In Siddhartha, By Herman Hesse, Siddhartha strives to make sense of the many worlds into which he has walked, struggling to maintain the hope of ultimate serenity throughout each. These worlds have helped to shape Siddhartha, from the ideal beginning, the painful seeking of a passionate young Samana, the luscious world of possessions and money to the old days of a man whose every wrinkle carries a wisdom of its own. Gathering a worldly understanding based not on knowledge, but experience alone, this journey-that of Samsara-teaches Siddhartha the lessons he knew were impossible to learn from a teacher.
In his early years, Siddhartha is an impatient and hotheaded youth who feels the pull of knowledge and the stirring of a great desire to learn and to know. He becomes dissatisfied with the beautiful place he has always called home, and grows tired of Govinda's adorations:.

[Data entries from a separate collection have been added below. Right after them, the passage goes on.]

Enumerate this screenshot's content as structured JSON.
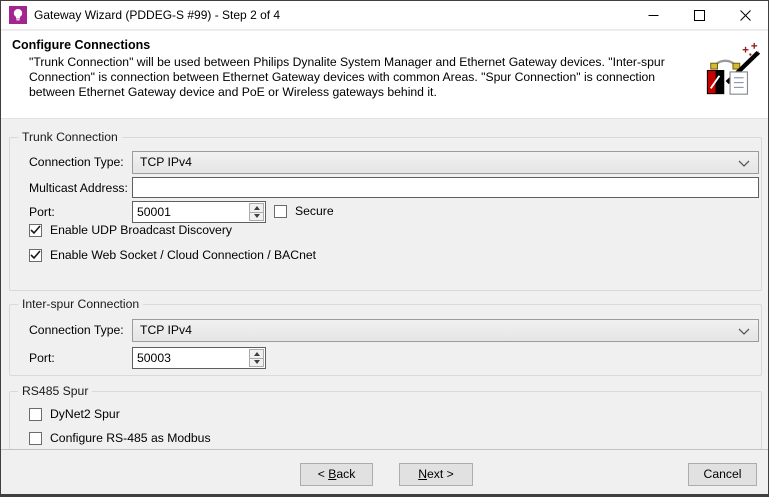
{
  "window": {
    "title": "Gateway Wizard (PDDEG-S #99) - Step 2 of 4"
  },
  "header": {
    "title": "Configure Connections",
    "description": "\"Trunk Connection\" will be used between Philips Dynalite System Manager and Ethernet Gateway devices. \"Inter-spur Connection\" is connection between Ethernet Gateway devices with common Areas. \"Spur Connection\" is connection between Ethernet Gateway device and PoE or Wireless gateways behind it."
  },
  "trunk": {
    "group_label": "Trunk Connection",
    "connection_type_label": "Connection Type:",
    "connection_type_value": "TCP IPv4",
    "multicast_label": "Multicast Address:",
    "multicast_value": "",
    "port_label": "Port:",
    "port_value": "50001",
    "secure_label": "Secure",
    "secure_checked": false,
    "udp_label": "Enable UDP Broadcast Discovery",
    "udp_checked": true,
    "websocket_label": "Enable Web Socket / Cloud Connection / BACnet",
    "websocket_checked": true
  },
  "interspur": {
    "group_label": "Inter-spur Connection",
    "connection_type_label": "Connection Type:",
    "connection_type_value": "TCP IPv4",
    "port_label": "Port:",
    "port_value": "50003"
  },
  "rs485": {
    "group_label": "RS485 Spur",
    "dynet2_label": "DyNet2 Spur",
    "dynet2_checked": false,
    "modbus_label": "Configure RS-485 as Modbus",
    "modbus_checked": false
  },
  "footer": {
    "back": {
      "pre": "< ",
      "accel": "B",
      "post": "ack"
    },
    "next": {
      "pre": "",
      "accel": "N",
      "post": "ext >"
    },
    "cancel": "Cancel"
  },
  "colors": {
    "brand_purple": "#A3268E",
    "sparkle_red": "#8B2020",
    "dialog_gray": "#F0F0F0"
  }
}
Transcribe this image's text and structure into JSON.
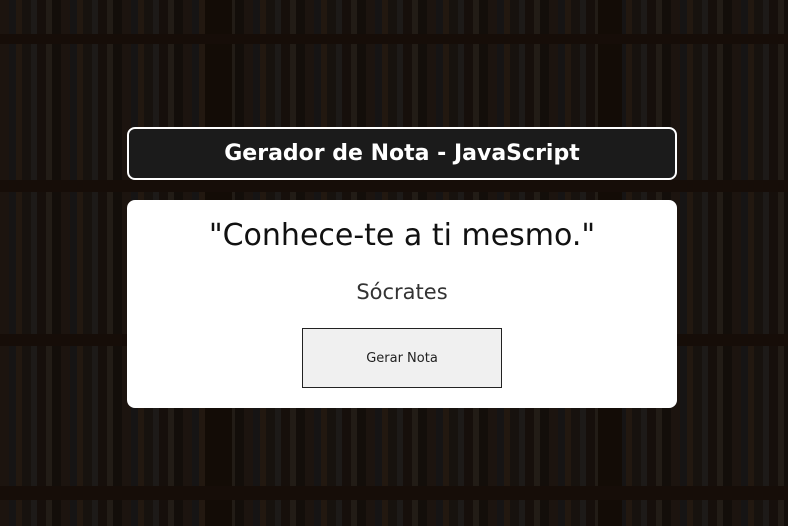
{
  "header": {
    "title": "Gerador de Nota - JavaScript"
  },
  "card": {
    "quote": "\"Conhece-te a ti mesmo.\"",
    "author": "Sócrates",
    "button_label": "Gerar Nota"
  }
}
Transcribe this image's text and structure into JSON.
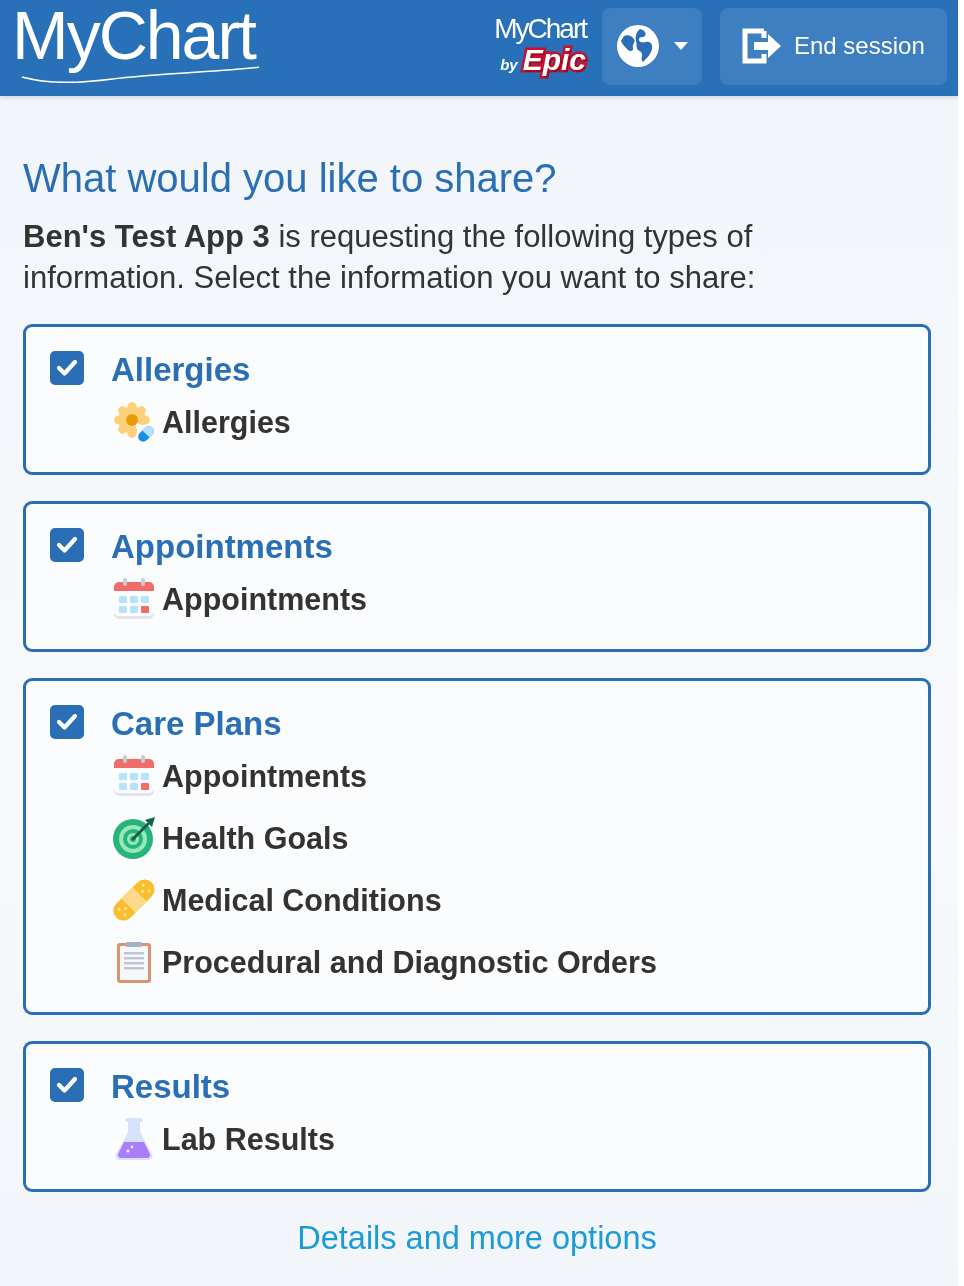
{
  "header": {
    "logo": "MyChart",
    "partner_logo": {
      "name": "MyChart",
      "by": "by",
      "brand": "Epic"
    },
    "end_session": "End session"
  },
  "title": "What would you like to share?",
  "intro": "**Ben's Test App 3** is requesting the following types of information. Select the information you want to share:",
  "categories": [
    {
      "title": "Allergies",
      "checked": true,
      "items": [
        {
          "label": "Allergies",
          "kind": "allergy"
        }
      ]
    },
    {
      "title": "Appointments",
      "checked": true,
      "items": [
        {
          "label": "Appointments",
          "kind": "calendar"
        }
      ]
    },
    {
      "title": "Care Plans",
      "checked": true,
      "items": [
        {
          "label": "Appointments",
          "kind": "calendar"
        },
        {
          "label": "Health Goals",
          "kind": "target"
        },
        {
          "label": "Medical Conditions",
          "kind": "bandage"
        },
        {
          "label": "Procedural and Diagnostic Orders",
          "kind": "clipboard"
        }
      ]
    },
    {
      "title": "Results",
      "checked": true,
      "items": [
        {
          "label": "Lab Results",
          "kind": "flask"
        }
      ]
    }
  ],
  "details_link": "Details and more options"
}
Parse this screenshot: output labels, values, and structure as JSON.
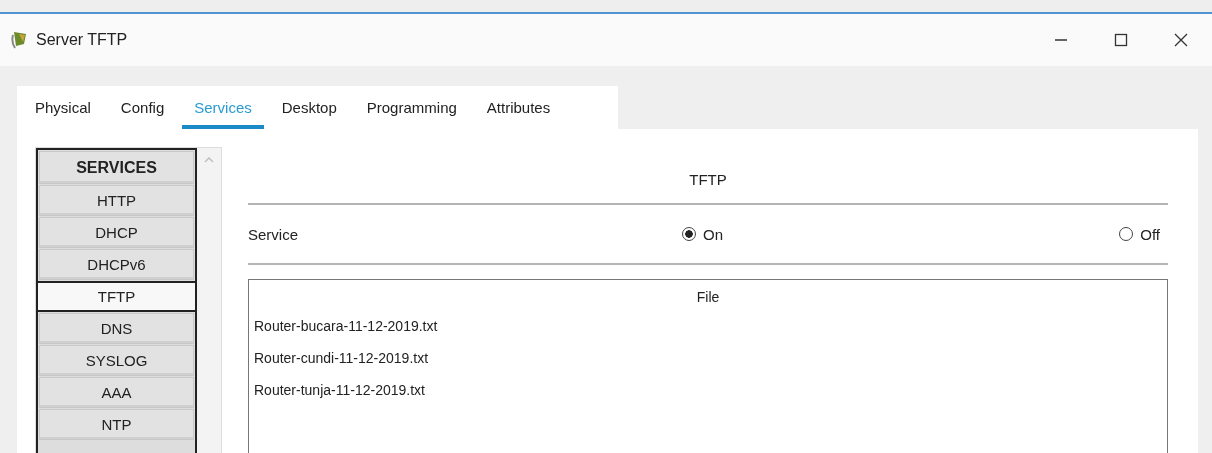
{
  "window": {
    "title": "Server TFTP"
  },
  "tabs": [
    {
      "label": "Physical",
      "selected": false
    },
    {
      "label": "Config",
      "selected": false
    },
    {
      "label": "Services",
      "selected": true
    },
    {
      "label": "Desktop",
      "selected": false
    },
    {
      "label": "Programming",
      "selected": false
    },
    {
      "label": "Attributes",
      "selected": false
    }
  ],
  "sidebar": {
    "header": "SERVICES",
    "items": [
      {
        "label": "HTTP",
        "selected": false
      },
      {
        "label": "DHCP",
        "selected": false
      },
      {
        "label": "DHCPv6",
        "selected": false
      },
      {
        "label": "TFTP",
        "selected": true
      },
      {
        "label": "DNS",
        "selected": false
      },
      {
        "label": "SYSLOG",
        "selected": false
      },
      {
        "label": "AAA",
        "selected": false
      },
      {
        "label": "NTP",
        "selected": false
      }
    ]
  },
  "panel": {
    "title": "TFTP",
    "service_label": "Service",
    "options": [
      {
        "label": "On",
        "selected": true
      },
      {
        "label": "Off",
        "selected": false
      }
    ],
    "file_table": {
      "header": "File",
      "rows": [
        "Router-bucara-11-12-2019.txt",
        "Router-cundi-11-12-2019.txt",
        "Router-tunja-11-12-2019.txt"
      ]
    }
  }
}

Siddhartha had begun to feel the seeds of discontent within him. He had begun to feel that the love of his mother and father, and also the love of his friend Govinda, would not always make him happy, give his peace, satisfy and suffice him (5).
Discontented, Siddhartha longs to find the answer to the all-important question: what is life? He craves knowledge, as he does not yet know what wisdom is. Unlike his friend Govinda, who is more than willing to be taught by the Buddha, Siddhartha craves to experience Samsara himself and find his own path. When Siddhartha chooses to join the Samanas, he does so in the hope of finding himself, and of finding God in himself. He quickly comes to realize, however, that these ascetics are practicing mere escapism, and loses interest in the self-induced suffering he once sought so passionately.
In the next stage of his life, Siddhartha finds himself in a world full of riches, and yet he is entirely indifferent to its materialism. He longs neither for the extravagant clothes nor the superficial pleasures they represent.